■ Task item
The lines to copy from the listing below are those that contain the string "this".
(Beginning of Entries provided)
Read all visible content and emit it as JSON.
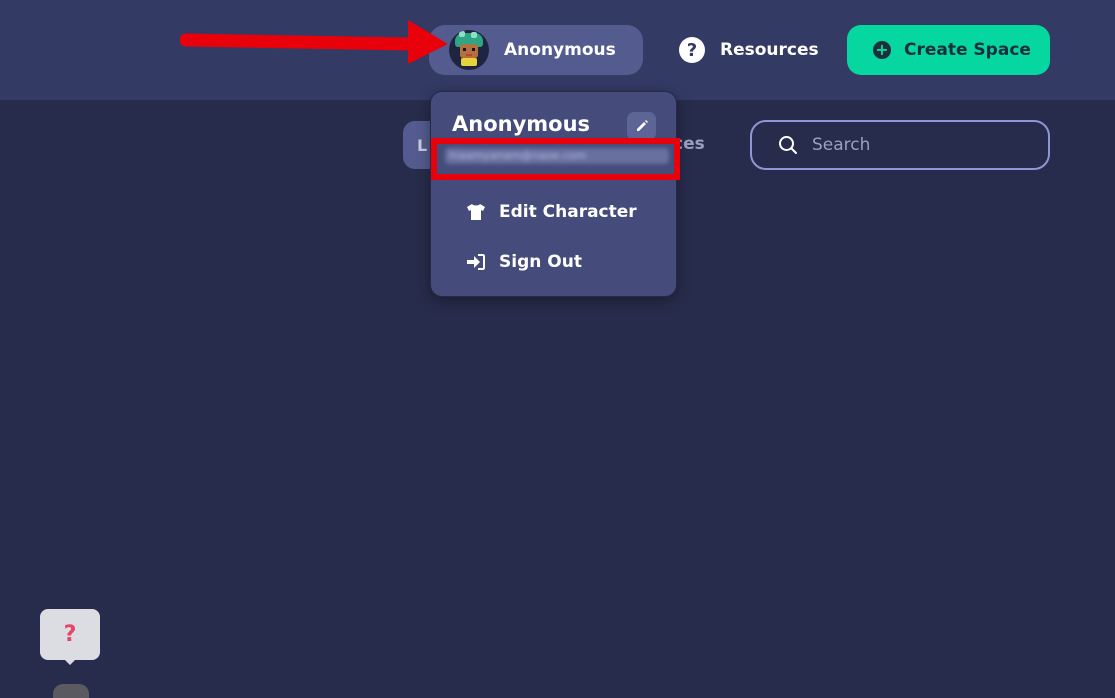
{
  "header": {
    "user_name": "Anonymous",
    "resources_label": "Resources",
    "create_space_label": "Create Space"
  },
  "tabs": {
    "first_partial": "L",
    "second_partial": "ces"
  },
  "search": {
    "placeholder": "Search"
  },
  "dropdown": {
    "name": "Anonymous",
    "email_blurred": "hiaamyanam@naoe.com",
    "items": [
      {
        "label": "Edit Character",
        "icon": "shirt-icon"
      },
      {
        "label": "Sign Out",
        "icon": "sign-out-icon"
      }
    ]
  },
  "help_bubble": {
    "label": "?"
  },
  "colors": {
    "background": "#282c4c",
    "topbar": "#333a64",
    "accent": "#06d6a0",
    "annotation": "#e8000b"
  }
}
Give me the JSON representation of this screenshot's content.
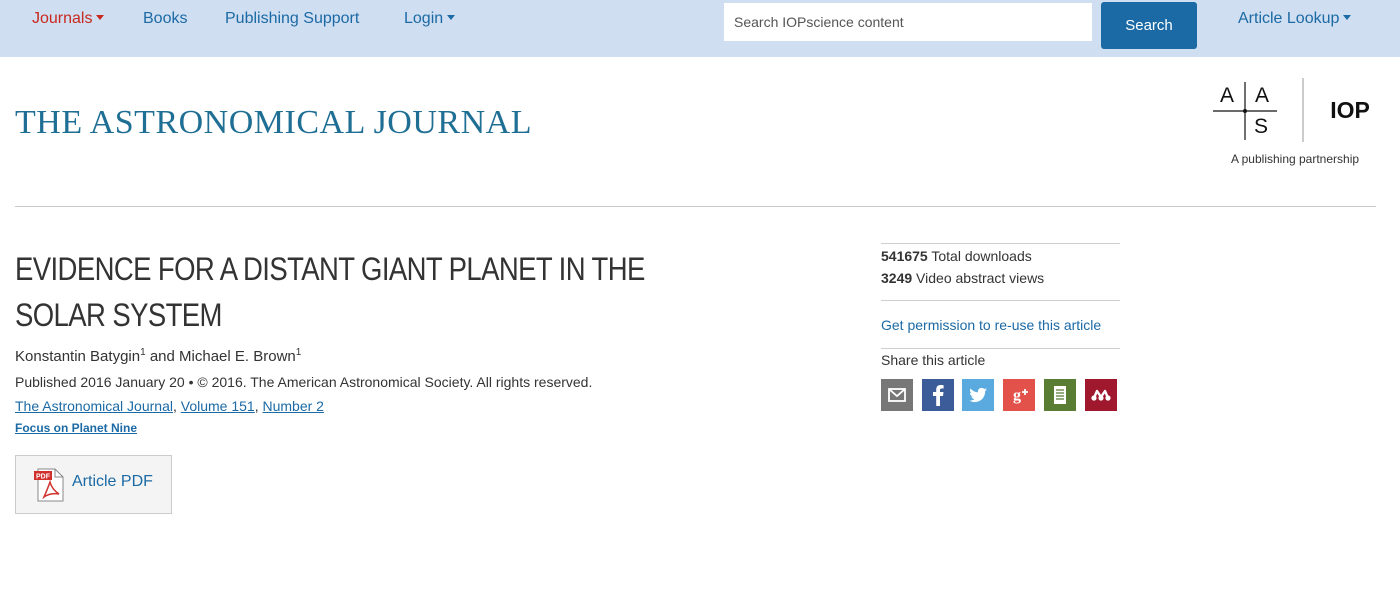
{
  "nav": {
    "journals": "Journals",
    "books": "Books",
    "publishing_support": "Publishing Support",
    "login": "Login",
    "search_placeholder": "Search IOPscience content",
    "search_button": "Search",
    "article_lookup": "Article Lookup"
  },
  "masthead": {
    "journal_title": "THE ASTRONOMICAL JOURNAL",
    "logo_aas_letters": [
      "A",
      "A",
      "S"
    ],
    "logo_iop": "IOP",
    "partnership_caption": "A publishing partnership"
  },
  "article": {
    "title": "EVIDENCE FOR A DISTANT GIANT PLANET IN THE SOLAR SYSTEM",
    "author1": "Konstantin Batygin",
    "author1_aff": "1",
    "author_sep": "and",
    "author2": "Michael E. Brown",
    "author2_aff": "1",
    "published": "Published 2016 January 20",
    "bullet": "•",
    "copyright": "© 2016. The American Astronomical Society. All rights reserved.",
    "journal_link": "The Astronomical Journal",
    "volume_link": "Volume 151",
    "number_link": "Number 2",
    "focus_link": "Focus on Planet Nine",
    "pdf_button": "Article PDF",
    "pdf_badge": "PDF"
  },
  "sidebar": {
    "downloads_count": "541675",
    "downloads_label": "Total downloads",
    "video_count": "3249",
    "video_label": "Video abstract views",
    "permission_link": "Get permission to re-use this article",
    "share_label": "Share this article",
    "share_buttons": [
      {
        "icon": "email-icon",
        "color": "#777777"
      },
      {
        "icon": "facebook-icon",
        "color": "#3b5b99"
      },
      {
        "icon": "twitter-icon",
        "color": "#5aaadf"
      },
      {
        "icon": "google-plus-icon",
        "color": "#e3524a"
      },
      {
        "icon": "citeulike-icon",
        "color": "#5a7d34"
      },
      {
        "icon": "mendeley-icon",
        "color": "#a0182e"
      }
    ]
  },
  "colors": {
    "nav_bg": "#cfdef1",
    "link": "#1b6aa5",
    "active_nav": "#c8281e",
    "journal_title": "#1f6e94"
  }
}
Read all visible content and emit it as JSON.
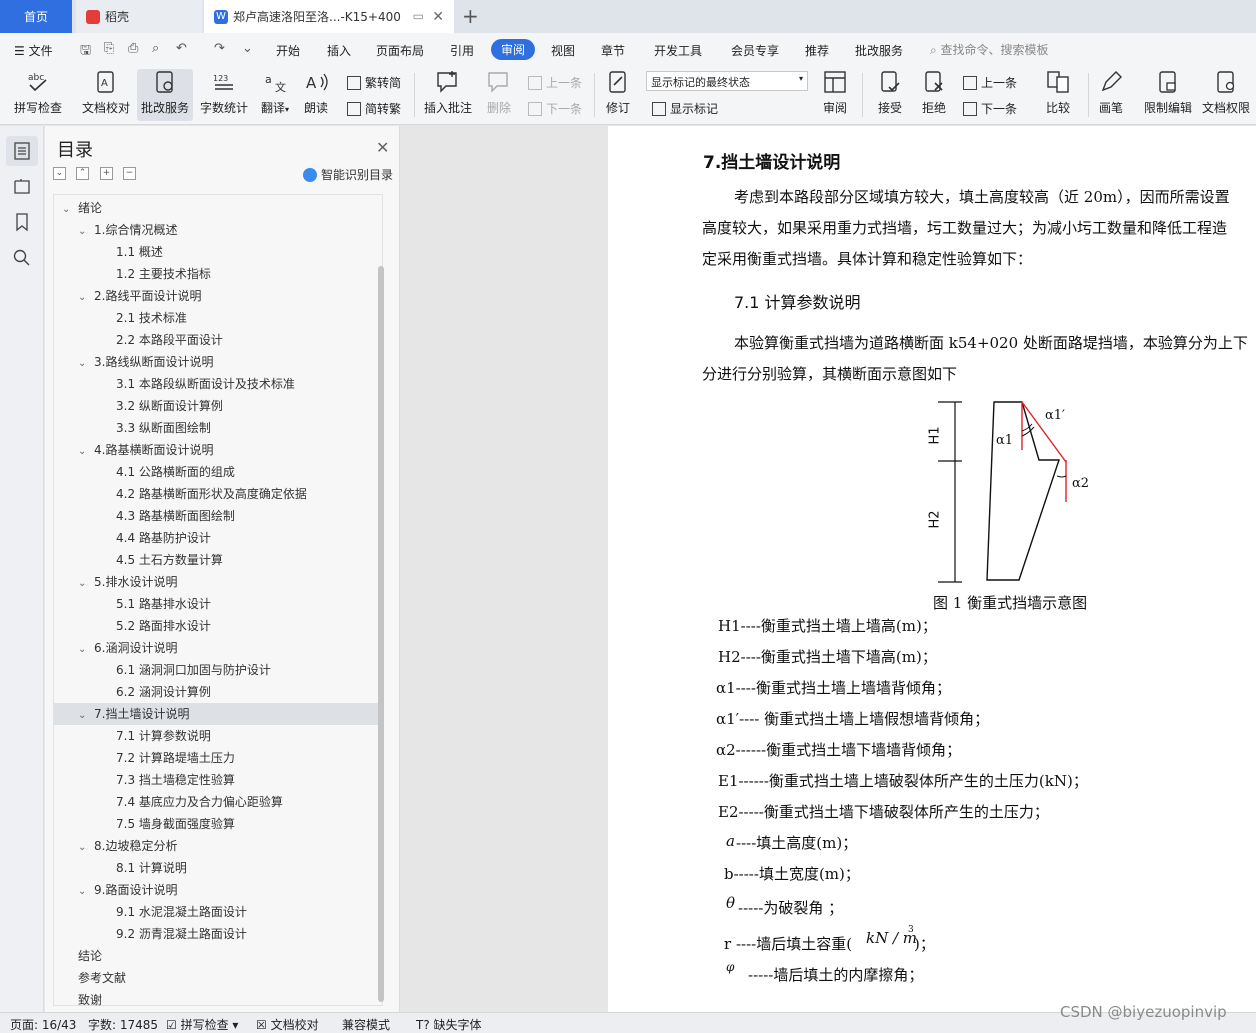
{
  "tabs": {
    "home": "首页",
    "daoke": "稻壳",
    "doc": "郑卢高速洛阳至洛...-K15+400"
  },
  "menu": {
    "file": "文件",
    "items": [
      "开始",
      "插入",
      "页面布局",
      "引用",
      "审阅",
      "视图",
      "章节",
      "开发工具",
      "会员专享",
      "推荐",
      "批改服务"
    ],
    "active": "审阅",
    "search": "查找命令、搜索模板"
  },
  "ribbon": {
    "spell": "拼写检查",
    "proof": "文档校对",
    "correct": "批改服务",
    "count": "字数统计",
    "translate": "翻译",
    "read": "朗读",
    "trad_to_simp": "繁转简",
    "simp_to_trad": "简转繁",
    "insert_comment": "插入批注",
    "delete": "删除",
    "prev": "上一条",
    "next": "下一条",
    "revise": "修订",
    "markup_state": "显示标记的最终状态",
    "show_markup": "显示标记",
    "review": "审阅",
    "accept": "接受",
    "reject": "拒绝",
    "prev2": "上一条",
    "next2": "下一条",
    "compare": "比较",
    "pen": "画笔",
    "restrict": "限制编辑",
    "permission": "文档权限"
  },
  "toc": {
    "title": "目录",
    "smart": "智能识别目录",
    "items": [
      {
        "level": 0,
        "caret": "down",
        "text": "绪论"
      },
      {
        "level": 1,
        "caret": "down",
        "text": "1.综合情况概述"
      },
      {
        "level": 2,
        "text": "1.1 概述"
      },
      {
        "level": 2,
        "text": "1.2  主要技术指标"
      },
      {
        "level": 1,
        "caret": "down",
        "text": "2.路线平面设计说明"
      },
      {
        "level": 2,
        "text": "2.1  技术标准"
      },
      {
        "level": 2,
        "text": "2.2  本路段平面设计"
      },
      {
        "level": 1,
        "caret": "down",
        "text": "3.路线纵断面设计说明"
      },
      {
        "level": 2,
        "text": "3.1  本路段纵断面设计及技术标准"
      },
      {
        "level": 2,
        "text": "3.2  纵断面设计算例"
      },
      {
        "level": 2,
        "text": "3.3  纵断面图绘制"
      },
      {
        "level": 1,
        "caret": "down",
        "text": "4.路基横断面设计说明"
      },
      {
        "level": 2,
        "text": "4.1  公路横断面的组成"
      },
      {
        "level": 2,
        "text": "4.2  路基横断面形状及高度确定依据"
      },
      {
        "level": 2,
        "text": "4.3  路基横断面图绘制"
      },
      {
        "level": 2,
        "text": "4.4  路基防护设计"
      },
      {
        "level": 2,
        "text": "4.5  土石方数量计算"
      },
      {
        "level": 1,
        "caret": "down",
        "text": "5.排水设计说明"
      },
      {
        "level": 2,
        "text": "5.1  路基排水设计"
      },
      {
        "level": 2,
        "text": "5.2  路面排水设计"
      },
      {
        "level": 1,
        "caret": "down",
        "text": "6.涵洞设计说明"
      },
      {
        "level": 2,
        "text": "6.1  涵洞洞口加固与防护设计"
      },
      {
        "level": 2,
        "text": "6.2  涵洞设计算例"
      },
      {
        "level": 1,
        "caret": "down",
        "text": "7.挡土墙设计说明",
        "selected": true
      },
      {
        "level": 2,
        "text": "7.1  计算参数说明"
      },
      {
        "level": 2,
        "text": "7.2  计算路堤墙土压力"
      },
      {
        "level": 2,
        "text": "7.3  挡土墙稳定性验算"
      },
      {
        "level": 2,
        "text": "7.4  基底应力及合力偏心距验算"
      },
      {
        "level": 2,
        "text": "7.5  墙身截面强度验算"
      },
      {
        "level": 1,
        "caret": "down",
        "text": "8.边坡稳定分析"
      },
      {
        "level": 2,
        "text": "8.1 计算说明"
      },
      {
        "level": 1,
        "caret": "down",
        "text": "9.路面设计说明"
      },
      {
        "level": 2,
        "text": "9.1  水泥混凝土路面设计"
      },
      {
        "level": 2,
        "text": "9.2  沥青混凝土路面设计"
      },
      {
        "level": 0,
        "text": "结论"
      },
      {
        "level": 0,
        "text": "参考文献"
      },
      {
        "level": 0,
        "text": "致谢"
      }
    ]
  },
  "doc": {
    "heading": "7.挡土墙设计说明",
    "para1": [
      "考虑到本路段部分区域填方较大，填土高度较高（近 20m），因而所需设置",
      "高度较大，如果采用重力式挡墙，圬工数量过大；为减小圬工数量和降低工程造",
      "定采用衡重式挡墙。具体计算和稳定性验算如下："
    ],
    "sub": "7.1  计算参数说明",
    "para2": [
      "本验算衡重式挡墙为道路横断面 k54+020 处断面路堤挡墙，本验算分为上下",
      "分进行分别验算，其横断面示意图如下"
    ],
    "fig_labels": {
      "h1": "H1",
      "h2": "H2",
      "a1": "α1",
      "a1p": "α1′",
      "a2": "α2"
    },
    "caption": "图 1    衡重式挡墙示意图",
    "defs": [
      "H1----衡重式挡土墙上墙高(m)；",
      "H2----衡重式挡土墙下墙高(m)；",
      "α1----衡重式挡土墙上墙墙背倾角；",
      "α1′----  衡重式挡土墙上墙假想墙背倾角；",
      "α2------衡重式挡土墙下墙墙背倾角；",
      "E1------衡重式挡土墙上墙破裂体所产生的土压力(kN)；",
      "E2-----衡重式挡土墙下墙破裂体所产生的土压力；",
      "----填土高度(m)；",
      "b-----填土宽度(m)；",
      "-----为破裂角 ；",
      "r ----墙后填土容重(",
      "-----墙后填土的内摩擦角；"
    ],
    "sym_a": "a",
    "sym_theta": "θ",
    "unit": "kN / m",
    "unit_exp": "3",
    "unit_close": ")；",
    "sym_phi": "φ"
  },
  "status": {
    "page": "页面: 16/43",
    "words": "字数: 17485",
    "spell": "拼写检查",
    "proof": "文档校对",
    "compat": "兼容模式",
    "missing_font": "缺失字体"
  },
  "watermark": "CSDN @biyezuopinvip",
  "colors": {
    "accent": "#2f6fe0",
    "red_line": "#e0222a"
  }
}
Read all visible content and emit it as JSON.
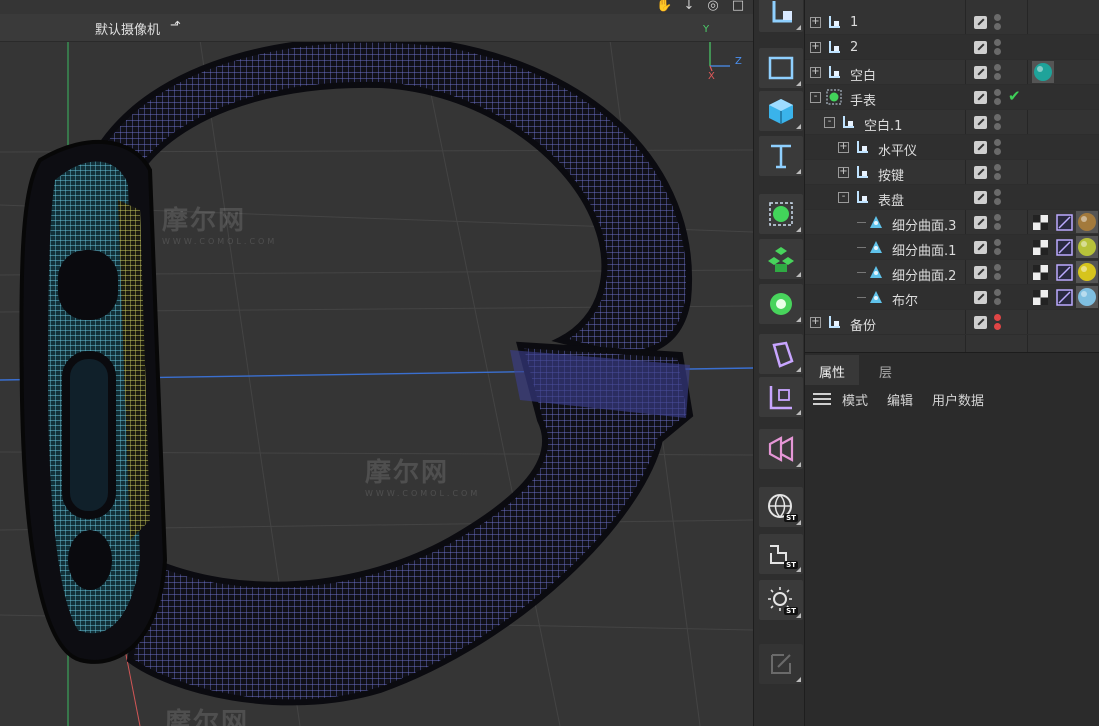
{
  "viewport": {
    "camera_label": "默认摄像机",
    "camera_icon": "camera-icon",
    "nav_icons": [
      "hand-icon",
      "arrow-down-icon",
      "orbit-icon",
      "maximize-icon"
    ],
    "axis": {
      "y": "Y",
      "z": "Z",
      "x": "X"
    },
    "watermarks": [
      {
        "title": "摩尔网",
        "sub": "WWW.COMOL.COM"
      },
      {
        "title": "摩尔网",
        "sub": "WWW.COMOL.COM"
      },
      {
        "title": "摩尔网",
        "sub": ""
      },
      {
        "title": "摩",
        "sub": ""
      }
    ]
  },
  "palette": {
    "tools": [
      "null-object-icon",
      "rectangle-spline-icon",
      "cube-icon",
      "text-spline-icon",
      "subdivision-surface-icon",
      "cloner-icon",
      "bend-deformer-icon",
      "extrude-icon",
      "coordinate-system-icon",
      "volume-icon",
      "sky-st-icon",
      "camera-st-icon",
      "light-st-icon",
      "sketch-icon"
    ],
    "badge": "ST"
  },
  "objects": [
    {
      "name": "1",
      "depth": 0,
      "expander": "+",
      "icon": "null-object-icon",
      "dot": "gray",
      "tags": []
    },
    {
      "name": "2",
      "depth": 0,
      "expander": "+",
      "icon": "null-object-icon",
      "dot": "gray",
      "tags": []
    },
    {
      "name": "空白",
      "depth": 0,
      "expander": "+",
      "icon": "null-object-icon",
      "dot": "gray",
      "tags": [
        "material-teal"
      ]
    },
    {
      "name": "手表",
      "depth": 0,
      "expander": "-",
      "icon": "subdivision-surface-icon",
      "dot": "gray",
      "check": true,
      "tags": []
    },
    {
      "name": "空白.1",
      "depth": 1,
      "expander": "-",
      "icon": "null-object-icon",
      "dot": "gray",
      "tags": []
    },
    {
      "name": "水平仪",
      "depth": 2,
      "expander": "+",
      "icon": "null-object-icon",
      "dot": "gray",
      "tags": []
    },
    {
      "name": "按键",
      "depth": 2,
      "expander": "+",
      "icon": "null-object-icon",
      "dot": "gray",
      "tags": []
    },
    {
      "name": "表盘",
      "depth": 2,
      "expander": "-",
      "icon": "null-object-icon",
      "dot": "gray",
      "tags": []
    },
    {
      "name": "细分曲面.3",
      "depth": 3,
      "expander": "",
      "icon": "polygon-object-icon",
      "dot": "gray",
      "tags": [
        "checker",
        "phong",
        "material-bronze"
      ]
    },
    {
      "name": "细分曲面.1",
      "depth": 3,
      "expander": "",
      "icon": "polygon-object-icon",
      "dot": "gray",
      "tags": [
        "checker",
        "phong",
        "material-lime"
      ]
    },
    {
      "name": "细分曲面.2",
      "depth": 3,
      "expander": "",
      "icon": "polygon-object-icon",
      "dot": "gray",
      "tags": [
        "checker",
        "phong",
        "material-yellow"
      ]
    },
    {
      "name": "布尔",
      "depth": 3,
      "expander": "",
      "icon": "polygon-object-icon",
      "dot": "gray",
      "tags": [
        "checker",
        "phong",
        "material-sky"
      ]
    },
    {
      "name": "备份",
      "depth": 0,
      "expander": "+",
      "icon": "null-object-icon",
      "dot": "red",
      "tags": []
    }
  ],
  "colors": {
    "material-teal": "#1fa39a",
    "material-bronze": "#a37a3c",
    "material-lime": "#b7c23a",
    "material-yellow": "#d6c41d",
    "material-sky": "#7fbfe0",
    "check": "#3ecf58",
    "dot-red": "#e04545",
    "accent-blue": "#3a88ff"
  },
  "attributes": {
    "tabs": [
      "属性",
      "层"
    ],
    "active_tab": "属性",
    "menu": [
      "模式",
      "编辑",
      "用户数据"
    ],
    "menu_icon": "hamburger-icon"
  }
}
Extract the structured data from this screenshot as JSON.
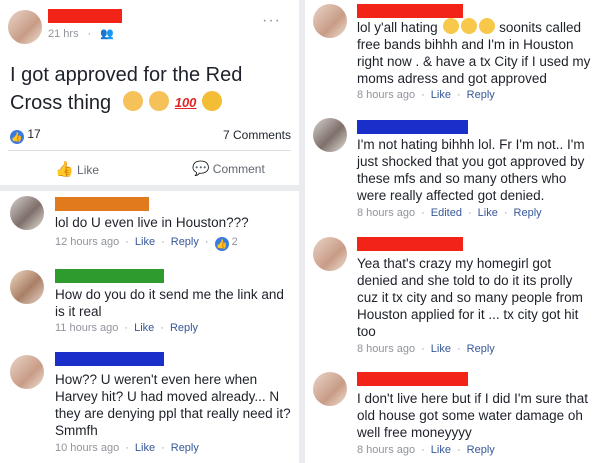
{
  "post": {
    "timestamp": "21 hrs",
    "privacy_icon": "friends-icon",
    "body": "I got approved for the Red Cross thing",
    "reaction_count": "17",
    "comments_count": "7 Comments",
    "like_label": "Like",
    "comment_label": "Comment"
  },
  "left_comments": [
    {
      "text": "lol do U even live in Houston???",
      "time": "12 hours ago",
      "like": "Like",
      "reply": "Reply",
      "likes": "2"
    },
    {
      "text": "How do you do it send me the link and is it real",
      "time": "11 hours ago",
      "like": "Like",
      "reply": "Reply"
    },
    {
      "text": "How?? U weren't even here when Harvey hit? U had moved already... N they are denying ppl that really need it? Smmfh",
      "time": "10 hours ago",
      "like": "Like",
      "reply": "Reply"
    }
  ],
  "right_comments": [
    {
      "text_a": "lol y'all hating",
      "text_b": "soonits called free bands bihhh and I'm in Houston right now . & have a tx City if I used my moms adress and got approved",
      "time": "8 hours ago",
      "like": "Like",
      "reply": "Reply"
    },
    {
      "text": "I'm not hating bihhh lol. Fr I'm not.. I'm just shocked that you got approved by these mfs and so many others who were really affected got denied.",
      "time": "8 hours ago",
      "edited": "Edited",
      "like": "Like",
      "reply": "Reply"
    },
    {
      "text": "Yea that's crazy my homegirl got denied and she told to do it its prolly cuz it tx city and so many people from Houston applied for it ... tx city got hit too",
      "time": "8 hours ago",
      "like": "Like",
      "reply": "Reply"
    },
    {
      "text": "I don't live here but if I did I'm sure that old house got some water damage oh well free moneyyyy",
      "time": "8 hours ago",
      "like": "Like",
      "reply": "Reply"
    }
  ],
  "colors": {
    "link": "#365899",
    "meta": "#90949c",
    "redact_red": "#f22418",
    "redact_blue": "#1a2fc9",
    "redact_orange": "#e07a1c",
    "redact_green": "#2e9b2e",
    "like_blue": "#3b7ae0"
  }
}
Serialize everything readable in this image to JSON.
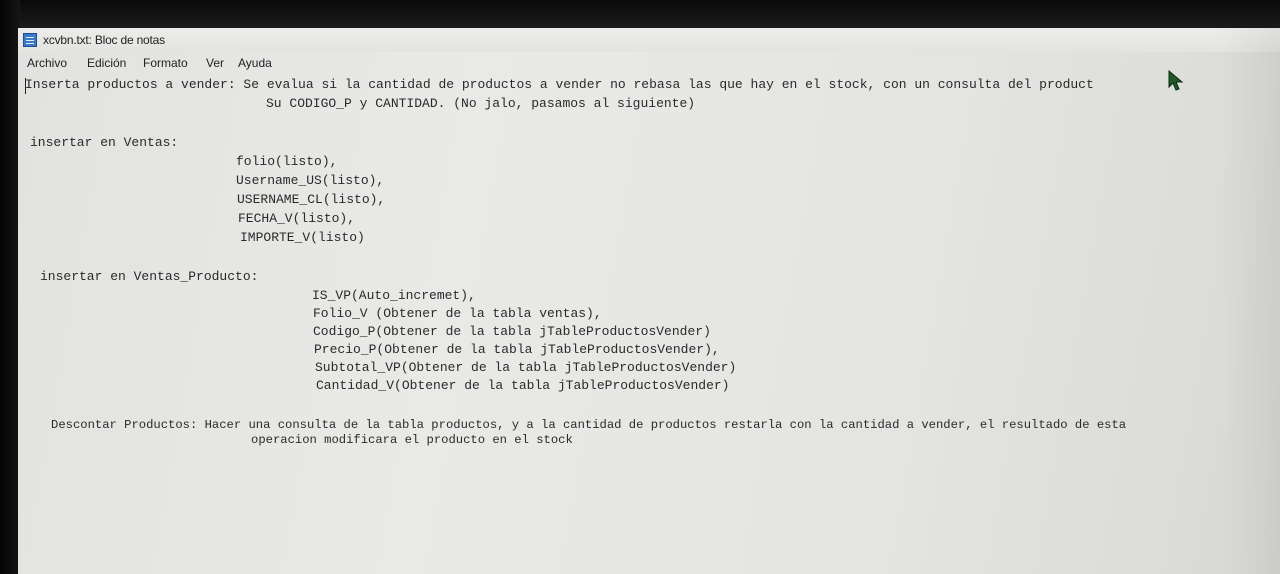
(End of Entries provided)
■ Solution below
Give me the JSON representation of this screenshot's content.
    "permission_link": "Get permission to re-use this article",
    "share_label": "Share this article",
Extract the structured data from this screenshot as JSON.
Serialize everything readable in this image to JSON.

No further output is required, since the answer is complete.